== Problem statement ==
Retype each entry verbatim. Do not include the images.

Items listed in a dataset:
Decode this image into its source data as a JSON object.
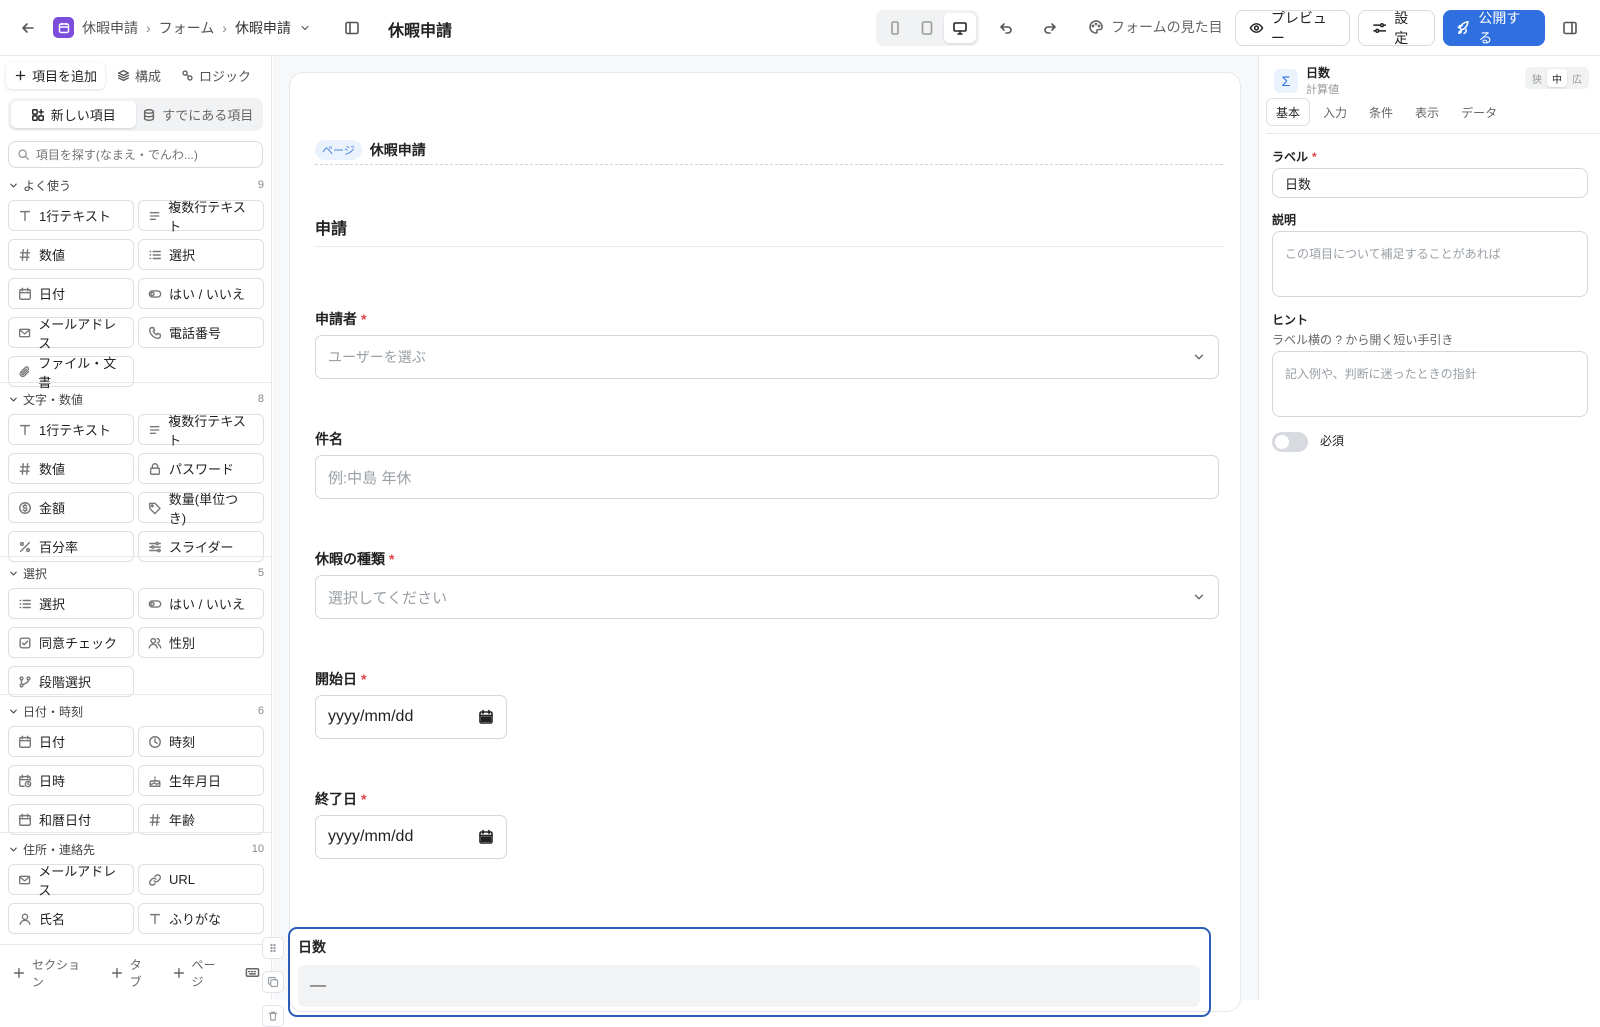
{
  "header": {
    "breadcrumb": [
      "休暇申請",
      "フォーム",
      "休暇申請"
    ],
    "page_title": "休暇申請",
    "appearance_label": "フォームの見た目",
    "preview_label": "プレビュー",
    "settings_label": "設定",
    "publish_label": "公開する",
    "colors": {
      "app_icon": "#7c4ddb",
      "publish": "#2f6fdf"
    }
  },
  "left": {
    "tabs": [
      "項目を追加",
      "構成",
      "ロジック"
    ],
    "segments": [
      "新しい項目",
      "すでにある項目"
    ],
    "search_placeholder": "項目を探す(なまえ・でんわ...)",
    "sections": [
      {
        "title": "よく使う",
        "count": "9",
        "items": [
          {
            "label": "1行テキスト",
            "icon": "text-icon"
          },
          {
            "label": "複数行テキスト",
            "icon": "multiline-icon"
          },
          {
            "label": "数値",
            "icon": "hash-icon"
          },
          {
            "label": "選択",
            "icon": "list-icon"
          },
          {
            "label": "日付",
            "icon": "calendar-icon"
          },
          {
            "label": "はい / いいえ",
            "icon": "toggle-icon"
          },
          {
            "label": "メールアドレス",
            "icon": "mail-icon"
          },
          {
            "label": "電話番号",
            "icon": "phone-icon"
          },
          {
            "label": "ファイル・文書",
            "icon": "paperclip-icon"
          }
        ]
      },
      {
        "title": "文字・数値",
        "count": "8",
        "items": [
          {
            "label": "1行テキスト",
            "icon": "text-icon"
          },
          {
            "label": "複数行テキスト",
            "icon": "multiline-icon"
          },
          {
            "label": "数値",
            "icon": "hash-icon"
          },
          {
            "label": "パスワード",
            "icon": "lock-icon"
          },
          {
            "label": "金額",
            "icon": "currency-icon"
          },
          {
            "label": "数量(単位つき)",
            "icon": "tag-icon"
          },
          {
            "label": "百分率",
            "icon": "percent-icon"
          },
          {
            "label": "スライダー",
            "icon": "slider-icon"
          }
        ]
      },
      {
        "title": "選択",
        "count": "5",
        "items": [
          {
            "label": "選択",
            "icon": "list-icon"
          },
          {
            "label": "はい / いいえ",
            "icon": "toggle-icon"
          },
          {
            "label": "同意チェック",
            "icon": "checkbox-icon"
          },
          {
            "label": "性別",
            "icon": "users-icon"
          },
          {
            "label": "段階選択",
            "icon": "branch-icon"
          }
        ]
      },
      {
        "title": "日付・時刻",
        "count": "6",
        "items": [
          {
            "label": "日付",
            "icon": "calendar-icon"
          },
          {
            "label": "時刻",
            "icon": "clock-icon"
          },
          {
            "label": "日時",
            "icon": "calendar-clock-icon"
          },
          {
            "label": "生年月日",
            "icon": "cake-icon"
          },
          {
            "label": "和暦日付",
            "icon": "calendar-icon"
          },
          {
            "label": "年齢",
            "icon": "hash-icon"
          }
        ]
      },
      {
        "title": "住所・連絡先",
        "count": "10",
        "items": [
          {
            "label": "メールアドレス",
            "icon": "mail-icon"
          },
          {
            "label": "URL",
            "icon": "link-icon"
          },
          {
            "label": "氏名",
            "icon": "user-icon"
          },
          {
            "label": "ふりがな",
            "icon": "text-icon"
          }
        ]
      }
    ],
    "footer": [
      "セクション",
      "タブ",
      "ページ"
    ]
  },
  "canvas": {
    "page_chip": "ページ",
    "page_name": "休暇申請",
    "section_title": "申請",
    "fields": {
      "applicant": {
        "label": "申請者",
        "placeholder": "ユーザーを選ぶ"
      },
      "subject": {
        "label": "件名",
        "placeholder": "例:中島 年休"
      },
      "leave_type": {
        "label": "休暇の種類",
        "placeholder": "選択してください"
      },
      "start": {
        "label": "開始日",
        "value": "yyyy/mm/dd"
      },
      "end": {
        "label": "終了日",
        "value": "yyyy/mm/dd"
      },
      "days": {
        "label": "日数",
        "value": "—"
      }
    },
    "required_mark": "*"
  },
  "right": {
    "field_name": "日数",
    "field_type": "計算値",
    "width_options": [
      "狭",
      "中",
      "広"
    ],
    "tabs": [
      "基本",
      "入力",
      "条件",
      "表示",
      "データ"
    ],
    "label_title": "ラベル",
    "label_value": "日数",
    "desc_title": "説明",
    "desc_placeholder": "この項目について補足することがあれば",
    "hint_title": "ヒント",
    "hint_sub": "ラベル横の ? から開く短い手引き",
    "hint_placeholder": "記入例や、判断に迷ったときの指針",
    "required_label": "必須",
    "required_on": false
  }
}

== Written solution ==
Decode this image into its source data as a JSON object.
{
  "header": {
    "breadcrumb": [
      "休暇申請",
      "フォーム",
      "休暇申請"
    ],
    "page_title": "休暇申請",
    "appearance_label": "フォームの見た目",
    "preview_label": "プレビュー",
    "settings_label": "設定",
    "publish_label": "公開する",
    "colors": {
      "app_icon": "#7c4ddb",
      "publish": "#2f6fdf"
    }
  },
  "left": {
    "tabs": [
      "項目を追加",
      "構成",
      "ロジック"
    ],
    "segments": [
      "新しい項目",
      "すでにある項目"
    ],
    "search_placeholder": "項目を探す(なまえ・でんわ...)",
    "sections": [
      {
        "title": "よく使う",
        "count": "9",
        "items": [
          {
            "label": "1行テキスト",
            "icon": "text-icon"
          },
          {
            "label": "複数行テキスト",
            "icon": "multiline-icon"
          },
          {
            "label": "数値",
            "icon": "hash-icon"
          },
          {
            "label": "選択",
            "icon": "list-icon"
          },
          {
            "label": "日付",
            "icon": "calendar-icon"
          },
          {
            "label": "はい / いいえ",
            "icon": "toggle-icon"
          },
          {
            "label": "メールアドレス",
            "icon": "mail-icon"
          },
          {
            "label": "電話番号",
            "icon": "phone-icon"
          },
          {
            "label": "ファイル・文書",
            "icon": "paperclip-icon"
          }
        ]
      },
      {
        "title": "文字・数値",
        "count": "8",
        "items": [
          {
            "label": "1行テキスト",
            "icon": "text-icon"
          },
          {
            "label": "複数行テキスト",
            "icon": "multiline-icon"
          },
          {
            "label": "数値",
            "icon": "hash-icon"
          },
          {
            "label": "パスワード",
            "icon": "lock-icon"
          },
          {
            "label": "金額",
            "icon": "currency-icon"
          },
          {
            "label": "数量(単位つき)",
            "icon": "tag-icon"
          },
          {
            "label": "百分率",
            "icon": "percent-icon"
          },
          {
            "label": "スライダー",
            "icon": "slider-icon"
          }
        ]
      },
      {
        "title": "選択",
        "count": "5",
        "items": [
          {
            "label": "選択",
            "icon": "list-icon"
          },
          {
            "label": "はい / いいえ",
            "icon": "toggle-icon"
          },
          {
            "label": "同意チェック",
            "icon": "checkbox-icon"
          },
          {
            "label": "性別",
            "icon": "users-icon"
          },
          {
            "label": "段階選択",
            "icon": "branch-icon"
          }
        ]
      },
      {
        "title": "日付・時刻",
        "count": "6",
        "items": [
          {
            "label": "日付",
            "icon": "calendar-icon"
          },
          {
            "label": "時刻",
            "icon": "clock-icon"
          },
          {
            "label": "日時",
            "icon": "calendar-clock-icon"
          },
          {
            "label": "生年月日",
            "icon": "cake-icon"
          },
          {
            "label": "和暦日付",
            "icon": "calendar-icon"
          },
          {
            "label": "年齢",
            "icon": "hash-icon"
          }
        ]
      },
      {
        "title": "住所・連絡先",
        "count": "10",
        "items": [
          {
            "label": "メールアドレス",
            "icon": "mail-icon"
          },
          {
            "label": "URL",
            "icon": "link-icon"
          },
          {
            "label": "氏名",
            "icon": "user-icon"
          },
          {
            "label": "ふりがな",
            "icon": "text-icon"
          }
        ]
      }
    ],
    "footer": [
      "セクション",
      "タブ",
      "ページ"
    ]
  },
  "canvas": {
    "page_chip": "ページ",
    "page_name": "休暇申請",
    "section_title": "申請",
    "fields": {
      "applicant": {
        "label": "申請者",
        "placeholder": "ユーザーを選ぶ"
      },
      "subject": {
        "label": "件名",
        "placeholder": "例:中島 年休"
      },
      "leave_type": {
        "label": "休暇の種類",
        "placeholder": "選択してください"
      },
      "start": {
        "label": "開始日",
        "value": "yyyy/mm/dd"
      },
      "end": {
        "label": "終了日",
        "value": "yyyy/mm/dd"
      },
      "days": {
        "label": "日数",
        "value": "—"
      }
    },
    "required_mark": "*"
  },
  "right": {
    "field_name": "日数",
    "field_type": "計算値",
    "width_options": [
      "狭",
      "中",
      "広"
    ],
    "tabs": [
      "基本",
      "入力",
      "条件",
      "表示",
      "データ"
    ],
    "label_title": "ラベル",
    "label_value": "日数",
    "desc_title": "説明",
    "desc_placeholder": "この項目について補足することがあれば",
    "hint_title": "ヒント",
    "hint_sub": "ラベル横の ? から開く短い手引き",
    "hint_placeholder": "記入例や、判断に迷ったときの指針",
    "required_label": "必須",
    "required_on": false
  }
}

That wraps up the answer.